The potential of emergent disruptive technologies for humanitarian supply chains: the integration of blockchain, Artificial Intelligence and 3D printingInternational Journal of Production Research
The growing importance of humanitarian operations has created an imperative to overcome the complications currently recorded in the field. Challenges such as delays, congestion, poor communication and lack of accountability may represent opportunities to test the reported advantages of emergent disruptive technologies. Meanwhile, the literature on humanitarian supply chains looks at isolated applications of technology and lacks a framework for understanding challenges and solutions, a gap that this article aims to fill.
The role of 3D printing and open design on adoption of socially sustainable supply chain innovationInternational Journal of Production Economics
Social sustainability is a growing concern for supply chain management, but questionable practices endure due to insufficient stakeholder pressure on the market leading firms. Meanwhile small, socially oriented firms may have the will but lack the means to change dominant practices when entering a market. In this context 3D printing may offer a solution, by leveraging the voluntary effort of individuals through open design and distributed production.
Exaptation in a digital innovation ecosystem: The disruptive impacts of 3D printingResearch Policy
This research investigates disruptive innovation through the under-explored relationship between two ecological concepts, exaptation and ecosystems.
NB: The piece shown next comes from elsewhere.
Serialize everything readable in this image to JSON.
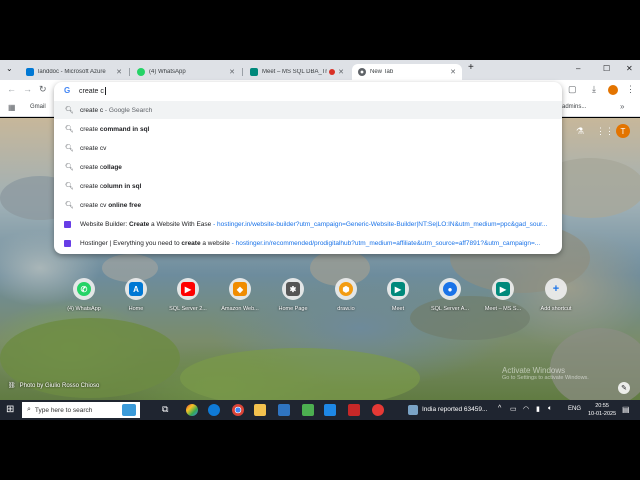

Exaptation-driven innovation involves exploiting unintended latent functions of pre-existing technologies. Digital innovation ecosystems account for industry-spanning co-operative and competitive dynamics among firms related to innovations that combine physical and digital elements, such as 3D printing.
Cultivating students’ digital literacyLearning and Teaching in Higher Education
Digital literacy is vital for business students, but cultivating it is difficult when technical tasks such as computer programming are viewed as insurmountable challenges. In this chapter, we argue that teaching technical skills to students should begin with teaching them how to think. We outline an approach to design thinking, which entails framing problems from the perspective of users (or customers), envisioning possible solutions by creatively developing, then iteratively testing, ideas, before finally implementing.